*What you should do*: Character for character, reproduce every entry below.
——
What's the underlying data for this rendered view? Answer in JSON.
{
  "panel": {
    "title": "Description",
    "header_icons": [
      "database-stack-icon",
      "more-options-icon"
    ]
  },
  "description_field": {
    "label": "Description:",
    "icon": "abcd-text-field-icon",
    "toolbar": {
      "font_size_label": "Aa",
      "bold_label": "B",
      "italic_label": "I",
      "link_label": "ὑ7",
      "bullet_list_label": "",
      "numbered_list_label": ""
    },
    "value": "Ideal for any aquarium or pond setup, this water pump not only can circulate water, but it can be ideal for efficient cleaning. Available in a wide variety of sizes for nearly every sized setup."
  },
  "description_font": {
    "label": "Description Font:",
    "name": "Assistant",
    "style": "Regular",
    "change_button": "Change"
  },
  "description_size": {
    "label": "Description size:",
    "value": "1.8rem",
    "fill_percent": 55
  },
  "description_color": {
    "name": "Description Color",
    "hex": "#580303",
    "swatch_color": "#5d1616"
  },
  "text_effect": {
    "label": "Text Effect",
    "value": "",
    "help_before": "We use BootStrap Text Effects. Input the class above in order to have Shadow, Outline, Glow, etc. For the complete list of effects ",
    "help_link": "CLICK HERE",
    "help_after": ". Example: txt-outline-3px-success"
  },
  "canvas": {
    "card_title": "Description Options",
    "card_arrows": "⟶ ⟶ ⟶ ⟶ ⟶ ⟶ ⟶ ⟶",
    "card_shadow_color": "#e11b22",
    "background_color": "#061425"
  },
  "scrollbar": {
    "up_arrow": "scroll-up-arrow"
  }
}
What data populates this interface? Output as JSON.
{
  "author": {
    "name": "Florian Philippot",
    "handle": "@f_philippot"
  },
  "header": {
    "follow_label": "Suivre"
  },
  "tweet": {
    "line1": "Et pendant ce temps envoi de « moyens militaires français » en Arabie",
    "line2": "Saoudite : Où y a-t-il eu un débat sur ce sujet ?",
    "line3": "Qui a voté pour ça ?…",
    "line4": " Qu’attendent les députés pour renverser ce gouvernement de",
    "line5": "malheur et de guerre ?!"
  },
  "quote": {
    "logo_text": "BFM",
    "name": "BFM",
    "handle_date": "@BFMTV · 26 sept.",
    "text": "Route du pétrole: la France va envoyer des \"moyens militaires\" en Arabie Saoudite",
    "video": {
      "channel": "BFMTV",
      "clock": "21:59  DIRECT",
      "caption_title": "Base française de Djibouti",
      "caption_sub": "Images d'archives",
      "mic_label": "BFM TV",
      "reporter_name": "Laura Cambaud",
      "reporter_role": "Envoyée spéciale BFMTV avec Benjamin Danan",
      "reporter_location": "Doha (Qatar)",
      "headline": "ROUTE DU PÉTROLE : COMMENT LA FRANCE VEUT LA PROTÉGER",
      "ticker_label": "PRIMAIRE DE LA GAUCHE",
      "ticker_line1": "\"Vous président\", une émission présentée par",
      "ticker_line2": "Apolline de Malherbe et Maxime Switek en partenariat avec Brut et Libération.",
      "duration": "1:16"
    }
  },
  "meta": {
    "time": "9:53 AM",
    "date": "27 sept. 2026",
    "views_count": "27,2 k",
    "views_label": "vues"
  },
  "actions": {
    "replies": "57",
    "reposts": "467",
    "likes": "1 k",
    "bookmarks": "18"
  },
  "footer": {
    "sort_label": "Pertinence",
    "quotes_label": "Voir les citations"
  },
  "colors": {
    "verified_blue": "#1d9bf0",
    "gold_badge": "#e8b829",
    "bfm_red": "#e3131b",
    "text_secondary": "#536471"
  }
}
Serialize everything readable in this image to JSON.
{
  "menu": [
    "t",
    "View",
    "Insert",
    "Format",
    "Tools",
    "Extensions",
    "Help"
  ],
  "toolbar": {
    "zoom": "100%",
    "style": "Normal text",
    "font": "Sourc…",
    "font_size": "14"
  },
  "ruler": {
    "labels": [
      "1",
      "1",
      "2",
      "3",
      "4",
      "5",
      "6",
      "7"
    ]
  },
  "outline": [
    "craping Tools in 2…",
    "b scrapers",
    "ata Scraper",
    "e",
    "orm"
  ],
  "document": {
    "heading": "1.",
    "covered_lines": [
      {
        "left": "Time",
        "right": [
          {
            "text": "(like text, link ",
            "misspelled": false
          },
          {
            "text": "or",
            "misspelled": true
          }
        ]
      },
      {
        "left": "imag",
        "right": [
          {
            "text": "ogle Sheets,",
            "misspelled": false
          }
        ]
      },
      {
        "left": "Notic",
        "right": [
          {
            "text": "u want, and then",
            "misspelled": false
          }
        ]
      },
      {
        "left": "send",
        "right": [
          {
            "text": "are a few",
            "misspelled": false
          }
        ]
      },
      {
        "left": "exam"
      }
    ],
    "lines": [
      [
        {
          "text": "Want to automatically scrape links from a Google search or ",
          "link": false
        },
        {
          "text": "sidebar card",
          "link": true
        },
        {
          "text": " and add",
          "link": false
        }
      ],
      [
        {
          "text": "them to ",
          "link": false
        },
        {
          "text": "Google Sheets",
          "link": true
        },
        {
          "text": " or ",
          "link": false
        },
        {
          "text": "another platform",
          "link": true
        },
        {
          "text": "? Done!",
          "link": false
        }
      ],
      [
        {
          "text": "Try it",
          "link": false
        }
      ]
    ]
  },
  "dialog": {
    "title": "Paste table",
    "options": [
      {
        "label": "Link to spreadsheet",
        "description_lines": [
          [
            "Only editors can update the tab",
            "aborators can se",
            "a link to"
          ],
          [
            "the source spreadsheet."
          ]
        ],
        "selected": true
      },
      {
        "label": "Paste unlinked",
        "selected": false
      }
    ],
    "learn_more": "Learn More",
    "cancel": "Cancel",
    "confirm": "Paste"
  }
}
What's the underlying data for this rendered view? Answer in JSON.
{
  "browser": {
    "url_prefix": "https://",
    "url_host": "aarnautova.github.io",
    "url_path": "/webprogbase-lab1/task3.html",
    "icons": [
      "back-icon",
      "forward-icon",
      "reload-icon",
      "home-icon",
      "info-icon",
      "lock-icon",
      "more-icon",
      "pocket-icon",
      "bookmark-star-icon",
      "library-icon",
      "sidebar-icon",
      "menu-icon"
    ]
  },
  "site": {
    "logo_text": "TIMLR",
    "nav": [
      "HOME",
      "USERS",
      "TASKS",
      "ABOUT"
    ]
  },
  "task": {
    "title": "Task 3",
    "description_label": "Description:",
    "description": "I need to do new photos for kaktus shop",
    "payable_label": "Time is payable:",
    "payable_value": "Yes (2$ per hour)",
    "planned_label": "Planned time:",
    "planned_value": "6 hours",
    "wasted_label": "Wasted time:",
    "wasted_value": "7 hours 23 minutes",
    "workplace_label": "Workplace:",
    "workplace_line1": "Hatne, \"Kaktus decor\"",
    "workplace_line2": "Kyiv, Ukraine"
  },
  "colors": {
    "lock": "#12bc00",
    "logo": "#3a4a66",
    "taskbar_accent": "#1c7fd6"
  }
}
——
*Reply to the task*:
What's the underlying data for this rendered view? Answer in JSON.
{
  "panel": {
    "title": "Description",
    "header_icons": [
      "database-stack-icon",
      "more-options-icon"
    ]
  },
  "description_field": {
    "label": "Description:",
    "icon": "abcd-text-field-icon",
    "toolbar": {
      "font_size_label": "Aa",
      "bold_label": "B",
      "italic_label": "I",
      "link_label": "ὑ7",
      "bullet_list_label": "",
      "numbered_list_label": ""
    },
    "value": "Ideal for any aquarium or pond setup, this water pump not only can circulate water, but it can be ideal for efficient cleaning. Available in a wide variety of sizes for nearly every sized setup."
  },
  "description_font": {
    "label": "Description Font:",
    "name": "Assistant",
    "style": "Regular",
    "change_button": "Change"
  },
  "description_size": {
    "label": "Description size:",
    "value": "1.8rem",
    "fill_percent": 55
  },
  "description_color": {
    "name": "Description Color",
    "hex": "#580303",
    "swatch_color": "#5d1616"
  },
  "text_effect": {
    "label": "Text Effect",
    "value": "",
    "help_before": "We use BootStrap Text Effects. Input the class above in order to have Shadow, Outline, Glow, etc. For the complete list of effects ",
    "help_link": "CLICK HERE",
    "help_after": ". Example: txt-outline-3px-success"
  },
  "canvas": {
    "card_title": "Description Options",
    "card_arrows": "⟶ ⟶ ⟶ ⟶ ⟶ ⟶ ⟶ ⟶",
    "card_shadow_color": "#e11b22",
    "background_color": "#061425"
  },
  "scrollbar": {
    "up_arrow": "scroll-up-arrow"
  }
}
What data populates this interface? Output as JSON.
{
  "author": {
    "name": "Florian Philippot",
    "handle": "@f_philippot"
  },
  "header": {
    "follow_label": "Suivre"
  },
  "tweet": {
    "line1": "Et pendant ce temps envoi de « moyens militaires français » en Arabie",
    "line2": "Saoudite : Où y a-t-il eu un débat sur ce sujet ?",
    "line3": "Qui a voté pour ça ?…",
    "line4": " Qu’attendent les députés pour renverser ce gouvernement de",
    "line5": "malheur et de guerre ?!"
  },
  "quote": {
    "logo_text": "BFM",
    "name": "BFM",
    "handle_date": "@BFMTV · 26 sept.",
    "text": "Route du pétrole: la France va envoyer des \"moyens militaires\" en Arabie Saoudite",
    "video": {
      "channel": "BFMTV",
      "clock": "21:59  DIRECT",
      "caption_title": "Base française de Djibouti",
      "caption_sub": "Images d'archives",
      "mic_label": "BFM TV",
      "reporter_name": "Laura Cambaud",
      "reporter_role": "Envoyée spéciale BFMTV avec Benjamin Danan",
      "reporter_location": "Doha (Qatar)",
      "headline": "ROUTE DU PÉTROLE : COMMENT LA FRANCE VEUT LA PROTÉGER",
      "ticker_label": "PRIMAIRE DE LA GAUCHE",
      "ticker_line1": "\"Vous président\", une émission présentée par",
      "ticker_line2": "Apolline de Malherbe et Maxime Switek en partenariat avec Brut et Libération.",
      "duration": "1:16"
    }
  },
  "meta": {
    "time": "9:53 AM",
    "date": "27 sept. 2026",
    "views_count": "27,2 k",
    "views_label": "vues"
  },
  "actions": {
    "replies": "57",
    "reposts": "467",
    "likes": "1 k",
    "bookmarks": "18"
  },
  "footer": {
    "sort_label": "Pertinence",
    "quotes_label": "Voir les citations"
  },
  "colors": {
    "verified_blue": "#1d9bf0",
    "gold_badge": "#e8b829",
    "bfm_red": "#e3131b",
    "text_secondary": "#536471"
  }
}
Serialize everything readable in this image to JSON.
{
  "menu": [
    "t",
    "View",
    "Insert",
    "Format",
    "Tools",
    "Extensions",
    "Help"
  ],
  "toolbar": {
    "zoom": "100%",
    "style": "Normal text",
    "font": "Sourc…",
    "font_size": "14"
  },
  "ruler": {
    "labels": [
      "1",
      "1",
      "2",
      "3",
      "4",
      "5",
      "6",
      "7"
    ]
  },
  "outline": [
    "craping Tools in 2…",
    "b scrapers",
    "ata Scraper",
    "e",
    "orm"
  ],
  "document": {
    "heading": "1.",
    "covered_lines": [
      {
        "left": "Time",
        "right": [
          {
            "text": "(like text, link ",
            "misspelled": false
          },
          {
            "text": "or",
            "misspelled": true
          }
        ]
      },
      {
        "left": "imag",
        "right": [
          {
            "text": "ogle Sheets,",
            "misspelled": false
          }
        ]
      },
      {
        "left": "Notic",
        "right": [
          {
            "text": "u want, and then",
            "misspelled": false
          }
        ]
      },
      {
        "left": "send",
        "right": [
          {
            "text": "are a few",
            "misspelled": false
          }
        ]
      },
      {
        "left": "exam"
      }
    ],
    "lines": [
      [
        {
          "text": "Want to automatically scrape links from a Google search or ",
          "link": false
        },
        {
          "text": "sidebar card",
          "link": true
        },
        {
          "text": " and add",
          "link": false
        }
      ],
      [
        {
          "text": "them to ",
          "link": false
        },
        {
          "text": "Google Sheets",
          "link": true
        },
        {
          "text": " or ",
          "link": false
        },
        {
          "text": "another platform",
          "link": true
        },
        {
          "text": "? Done!",
          "link": false
        }
      ],
      [
        {
          "text": "Try it",
          "link": false
        }
      ]
    ]
  },
  "dialog": {
    "title": "Paste table",
    "options": [
      {
        "label": "Link to spreadsheet",
        "description_lines": [
          [
            "Only editors can update the tab",
            "aborators can se",
            "a link to"
          ],
          [
            "the source spreadsheet."
          ]
        ],
        "selected": true
      },
      {
        "label": "Paste unlinked",
        "selected": false
      }
    ],
    "learn_more": "Learn More",
    "cancel": "Cancel",
    "confirm": "Paste"
  }
}
What's the underlying data for this rendered view? Answer in JSON.
{
  "browser": {
    "url_prefix": "https://",
    "url_host": "aarnautova.github.io",
    "url_path": "/webprogbase-lab1/task3.html",
    "icons": [
      "back-icon",
      "forward-icon",
      "reload-icon",
      "home-icon",
      "info-icon",
      "lock-icon",
      "more-icon",
      "pocket-icon",
      "bookmark-star-icon",
      "library-icon",
      "sidebar-icon",
      "menu-icon"
    ]
  },
  "site": {
    "logo_text": "TIMLR",
    "nav": [
      "HOME",
      "USERS",
      "TASKS",
      "ABOUT"
    ]
  },
  "task": {
    "title": "Task 3",
    "description_label": "Description:",
    "description": "I need to do new photos for kaktus shop",
    "payable_label": "Time is payable:",
    "payable_value": "Yes (2$ per hour)",
    "planned_label": "Planned time:",
    "planned_value": "6 hours",
    "wasted_label": "Wasted time:",
    "wasted_value": "7 hours 23 minutes",
    "workplace_label": "Workplace:",
    "workplace_line1": "Hatne, \"Kaktus decor\"",
    "workplace_line2": "Kyiv, Ukraine"
  },
  "colors": {
    "lock": "#12bc00",
    "logo": "#3a4a66",
    "taskbar_accent": "#1c7fd6"
  }
}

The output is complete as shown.